--- Records provided Enclosed Below ---

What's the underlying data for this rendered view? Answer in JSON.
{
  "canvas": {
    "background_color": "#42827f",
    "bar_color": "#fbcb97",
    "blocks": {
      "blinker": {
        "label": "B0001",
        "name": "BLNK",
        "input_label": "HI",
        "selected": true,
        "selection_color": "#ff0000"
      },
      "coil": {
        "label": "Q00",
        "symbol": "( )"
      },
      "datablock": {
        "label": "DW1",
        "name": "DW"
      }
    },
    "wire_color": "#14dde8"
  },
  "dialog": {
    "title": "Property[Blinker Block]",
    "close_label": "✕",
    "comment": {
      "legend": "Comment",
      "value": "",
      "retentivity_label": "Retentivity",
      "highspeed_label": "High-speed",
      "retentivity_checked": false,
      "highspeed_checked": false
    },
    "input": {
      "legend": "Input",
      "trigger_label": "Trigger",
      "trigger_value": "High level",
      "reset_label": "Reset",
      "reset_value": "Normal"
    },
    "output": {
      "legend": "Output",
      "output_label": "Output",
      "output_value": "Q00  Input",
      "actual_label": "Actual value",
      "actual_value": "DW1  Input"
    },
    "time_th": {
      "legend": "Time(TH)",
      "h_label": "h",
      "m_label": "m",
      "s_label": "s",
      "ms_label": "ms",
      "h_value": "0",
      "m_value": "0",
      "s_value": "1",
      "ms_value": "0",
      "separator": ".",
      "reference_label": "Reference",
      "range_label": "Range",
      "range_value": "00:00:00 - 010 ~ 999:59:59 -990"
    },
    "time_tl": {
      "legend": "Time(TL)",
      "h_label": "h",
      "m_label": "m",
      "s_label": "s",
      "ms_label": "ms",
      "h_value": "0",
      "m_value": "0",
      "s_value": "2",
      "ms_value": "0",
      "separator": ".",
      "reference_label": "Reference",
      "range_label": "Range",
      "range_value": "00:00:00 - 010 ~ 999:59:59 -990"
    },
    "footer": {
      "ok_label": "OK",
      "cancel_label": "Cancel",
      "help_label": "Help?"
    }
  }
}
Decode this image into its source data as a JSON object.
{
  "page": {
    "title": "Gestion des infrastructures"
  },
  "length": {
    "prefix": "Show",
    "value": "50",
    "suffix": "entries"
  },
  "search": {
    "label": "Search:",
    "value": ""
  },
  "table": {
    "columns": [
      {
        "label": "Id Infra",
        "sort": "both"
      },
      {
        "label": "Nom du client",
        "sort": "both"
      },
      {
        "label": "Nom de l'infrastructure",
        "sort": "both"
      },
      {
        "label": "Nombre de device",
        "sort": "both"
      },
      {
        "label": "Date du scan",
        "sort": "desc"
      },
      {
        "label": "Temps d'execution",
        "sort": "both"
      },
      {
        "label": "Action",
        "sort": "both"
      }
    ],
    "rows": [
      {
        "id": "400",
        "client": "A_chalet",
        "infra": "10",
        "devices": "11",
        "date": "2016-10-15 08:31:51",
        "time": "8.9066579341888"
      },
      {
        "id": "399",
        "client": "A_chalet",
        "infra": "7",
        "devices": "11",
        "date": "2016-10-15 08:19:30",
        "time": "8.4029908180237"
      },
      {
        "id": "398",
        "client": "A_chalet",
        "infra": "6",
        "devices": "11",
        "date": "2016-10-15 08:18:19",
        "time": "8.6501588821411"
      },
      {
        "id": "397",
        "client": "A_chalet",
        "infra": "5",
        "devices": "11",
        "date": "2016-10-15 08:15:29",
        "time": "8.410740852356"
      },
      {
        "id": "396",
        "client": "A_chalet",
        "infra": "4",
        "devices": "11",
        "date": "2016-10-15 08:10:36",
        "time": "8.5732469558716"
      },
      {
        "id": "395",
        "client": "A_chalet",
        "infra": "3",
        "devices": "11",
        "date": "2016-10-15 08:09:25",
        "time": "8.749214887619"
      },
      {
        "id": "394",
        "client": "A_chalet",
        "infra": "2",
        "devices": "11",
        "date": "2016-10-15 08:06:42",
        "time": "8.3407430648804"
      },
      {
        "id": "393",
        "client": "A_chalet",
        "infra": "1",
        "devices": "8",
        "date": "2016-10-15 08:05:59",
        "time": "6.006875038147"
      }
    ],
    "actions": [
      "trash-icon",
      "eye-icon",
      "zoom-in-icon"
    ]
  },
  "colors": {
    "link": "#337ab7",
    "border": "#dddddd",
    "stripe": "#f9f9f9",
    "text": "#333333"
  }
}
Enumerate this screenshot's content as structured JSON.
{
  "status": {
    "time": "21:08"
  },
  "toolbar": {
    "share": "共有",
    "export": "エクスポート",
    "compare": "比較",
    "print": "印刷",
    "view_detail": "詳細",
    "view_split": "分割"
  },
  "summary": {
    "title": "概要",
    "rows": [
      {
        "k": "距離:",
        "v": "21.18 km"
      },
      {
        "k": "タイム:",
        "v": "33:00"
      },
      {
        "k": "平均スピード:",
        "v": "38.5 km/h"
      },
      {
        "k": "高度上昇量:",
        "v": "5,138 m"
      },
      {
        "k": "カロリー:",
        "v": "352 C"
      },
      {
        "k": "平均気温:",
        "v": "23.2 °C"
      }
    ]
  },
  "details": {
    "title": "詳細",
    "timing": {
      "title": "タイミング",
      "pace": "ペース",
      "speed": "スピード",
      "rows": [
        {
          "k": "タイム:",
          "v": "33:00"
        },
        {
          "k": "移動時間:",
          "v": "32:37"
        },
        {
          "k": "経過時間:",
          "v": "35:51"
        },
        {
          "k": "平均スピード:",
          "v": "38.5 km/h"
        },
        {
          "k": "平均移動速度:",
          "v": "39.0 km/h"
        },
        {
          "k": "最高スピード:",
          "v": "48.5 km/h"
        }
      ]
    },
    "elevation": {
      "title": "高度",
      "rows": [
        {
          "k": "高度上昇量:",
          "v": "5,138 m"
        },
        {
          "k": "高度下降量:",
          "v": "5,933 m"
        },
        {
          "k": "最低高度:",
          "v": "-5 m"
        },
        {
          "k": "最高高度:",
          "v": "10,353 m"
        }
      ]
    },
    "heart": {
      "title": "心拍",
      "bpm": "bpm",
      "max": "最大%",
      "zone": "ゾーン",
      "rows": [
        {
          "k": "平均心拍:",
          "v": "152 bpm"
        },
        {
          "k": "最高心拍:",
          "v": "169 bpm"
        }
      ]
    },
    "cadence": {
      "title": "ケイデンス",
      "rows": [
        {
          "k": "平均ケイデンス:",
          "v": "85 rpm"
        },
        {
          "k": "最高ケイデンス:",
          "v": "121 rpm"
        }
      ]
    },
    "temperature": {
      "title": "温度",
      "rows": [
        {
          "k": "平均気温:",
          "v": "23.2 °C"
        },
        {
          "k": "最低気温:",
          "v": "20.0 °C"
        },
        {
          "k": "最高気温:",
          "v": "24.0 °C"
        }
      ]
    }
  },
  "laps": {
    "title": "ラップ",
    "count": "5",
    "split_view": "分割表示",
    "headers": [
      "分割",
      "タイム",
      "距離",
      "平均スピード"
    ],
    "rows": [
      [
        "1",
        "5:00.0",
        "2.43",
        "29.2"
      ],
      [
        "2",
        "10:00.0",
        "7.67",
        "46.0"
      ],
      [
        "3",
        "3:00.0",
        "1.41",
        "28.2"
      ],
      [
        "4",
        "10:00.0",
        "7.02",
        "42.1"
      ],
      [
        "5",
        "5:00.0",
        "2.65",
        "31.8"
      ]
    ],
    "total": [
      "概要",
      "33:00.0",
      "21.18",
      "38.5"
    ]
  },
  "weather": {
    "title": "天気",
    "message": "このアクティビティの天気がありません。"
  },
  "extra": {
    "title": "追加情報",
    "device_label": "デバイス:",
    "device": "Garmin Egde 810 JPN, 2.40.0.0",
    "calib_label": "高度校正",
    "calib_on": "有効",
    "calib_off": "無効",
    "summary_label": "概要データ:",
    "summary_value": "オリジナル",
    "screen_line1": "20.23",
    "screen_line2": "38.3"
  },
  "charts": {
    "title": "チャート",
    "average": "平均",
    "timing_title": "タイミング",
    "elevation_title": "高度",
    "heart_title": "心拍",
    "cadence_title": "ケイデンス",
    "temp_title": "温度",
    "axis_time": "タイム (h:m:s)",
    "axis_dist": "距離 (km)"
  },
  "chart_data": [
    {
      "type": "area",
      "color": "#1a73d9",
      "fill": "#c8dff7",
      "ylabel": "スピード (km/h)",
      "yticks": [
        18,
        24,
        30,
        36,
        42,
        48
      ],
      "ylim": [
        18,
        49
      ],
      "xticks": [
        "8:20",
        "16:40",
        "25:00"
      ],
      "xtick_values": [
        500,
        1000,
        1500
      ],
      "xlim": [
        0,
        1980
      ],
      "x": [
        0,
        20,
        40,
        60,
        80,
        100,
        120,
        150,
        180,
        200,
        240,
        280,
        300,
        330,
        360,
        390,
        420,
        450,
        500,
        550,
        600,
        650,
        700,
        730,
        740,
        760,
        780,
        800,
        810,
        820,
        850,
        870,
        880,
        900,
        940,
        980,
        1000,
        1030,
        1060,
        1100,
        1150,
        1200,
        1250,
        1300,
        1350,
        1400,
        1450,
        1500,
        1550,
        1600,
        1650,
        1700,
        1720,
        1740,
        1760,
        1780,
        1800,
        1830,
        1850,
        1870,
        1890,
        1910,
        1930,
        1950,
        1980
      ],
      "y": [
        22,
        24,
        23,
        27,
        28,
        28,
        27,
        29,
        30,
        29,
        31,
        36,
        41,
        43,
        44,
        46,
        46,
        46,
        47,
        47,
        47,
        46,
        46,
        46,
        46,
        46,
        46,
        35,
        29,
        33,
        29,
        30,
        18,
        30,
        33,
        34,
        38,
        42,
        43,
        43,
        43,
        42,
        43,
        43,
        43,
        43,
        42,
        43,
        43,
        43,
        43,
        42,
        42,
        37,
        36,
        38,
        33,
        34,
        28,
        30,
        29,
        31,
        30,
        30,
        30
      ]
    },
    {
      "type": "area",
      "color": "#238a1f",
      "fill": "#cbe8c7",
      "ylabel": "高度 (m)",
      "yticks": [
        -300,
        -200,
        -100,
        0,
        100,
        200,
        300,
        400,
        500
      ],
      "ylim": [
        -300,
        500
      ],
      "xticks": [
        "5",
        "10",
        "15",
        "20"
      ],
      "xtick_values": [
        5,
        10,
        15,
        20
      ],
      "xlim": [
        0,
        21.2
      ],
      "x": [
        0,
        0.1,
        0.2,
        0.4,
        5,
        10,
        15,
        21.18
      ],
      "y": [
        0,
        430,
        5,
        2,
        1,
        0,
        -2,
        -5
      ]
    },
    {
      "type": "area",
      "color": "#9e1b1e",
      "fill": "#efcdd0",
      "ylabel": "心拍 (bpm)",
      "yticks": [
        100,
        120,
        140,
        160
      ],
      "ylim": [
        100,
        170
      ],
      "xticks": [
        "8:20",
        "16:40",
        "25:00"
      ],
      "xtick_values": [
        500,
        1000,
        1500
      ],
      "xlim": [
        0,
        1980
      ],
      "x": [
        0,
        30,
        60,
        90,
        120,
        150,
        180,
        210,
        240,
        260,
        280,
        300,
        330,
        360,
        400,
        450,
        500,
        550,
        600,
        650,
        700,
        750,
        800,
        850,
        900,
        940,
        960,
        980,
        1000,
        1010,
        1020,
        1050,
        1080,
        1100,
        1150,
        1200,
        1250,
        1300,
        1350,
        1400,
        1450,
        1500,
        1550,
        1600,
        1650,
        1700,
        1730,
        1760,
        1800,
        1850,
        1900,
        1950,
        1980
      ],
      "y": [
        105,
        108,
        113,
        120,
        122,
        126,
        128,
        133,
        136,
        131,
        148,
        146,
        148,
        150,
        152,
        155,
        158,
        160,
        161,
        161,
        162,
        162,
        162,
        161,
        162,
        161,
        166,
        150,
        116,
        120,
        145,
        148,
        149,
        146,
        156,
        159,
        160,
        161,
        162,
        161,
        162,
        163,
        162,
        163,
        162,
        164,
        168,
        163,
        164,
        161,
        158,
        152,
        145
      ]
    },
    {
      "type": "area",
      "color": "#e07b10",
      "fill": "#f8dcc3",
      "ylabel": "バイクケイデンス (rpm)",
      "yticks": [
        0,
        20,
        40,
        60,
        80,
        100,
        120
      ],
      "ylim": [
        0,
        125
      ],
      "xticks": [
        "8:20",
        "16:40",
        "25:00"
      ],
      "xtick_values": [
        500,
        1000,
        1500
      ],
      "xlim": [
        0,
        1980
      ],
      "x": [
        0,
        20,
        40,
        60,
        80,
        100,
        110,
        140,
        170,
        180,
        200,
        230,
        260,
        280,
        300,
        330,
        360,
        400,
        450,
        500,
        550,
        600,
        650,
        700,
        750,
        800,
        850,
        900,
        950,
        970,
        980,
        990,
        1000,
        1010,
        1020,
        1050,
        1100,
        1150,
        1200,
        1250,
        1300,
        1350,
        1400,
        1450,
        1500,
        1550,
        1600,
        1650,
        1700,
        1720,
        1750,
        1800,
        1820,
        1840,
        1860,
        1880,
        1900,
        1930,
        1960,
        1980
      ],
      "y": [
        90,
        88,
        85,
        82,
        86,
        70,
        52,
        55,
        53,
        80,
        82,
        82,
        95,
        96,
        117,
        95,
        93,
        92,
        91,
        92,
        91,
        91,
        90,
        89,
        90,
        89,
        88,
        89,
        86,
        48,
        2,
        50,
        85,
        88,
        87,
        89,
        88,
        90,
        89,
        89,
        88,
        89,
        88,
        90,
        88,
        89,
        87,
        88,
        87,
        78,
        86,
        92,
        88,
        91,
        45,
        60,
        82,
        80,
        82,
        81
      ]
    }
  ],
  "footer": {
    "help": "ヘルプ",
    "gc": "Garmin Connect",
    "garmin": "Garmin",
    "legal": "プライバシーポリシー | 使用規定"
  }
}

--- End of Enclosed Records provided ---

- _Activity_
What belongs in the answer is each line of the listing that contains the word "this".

- _Written solution_
What's the underlying data for this rendered view? Answer in JSON.
Decode this image into its source data as a JSON object.
Enumerate this screenshot's content as structured JSON.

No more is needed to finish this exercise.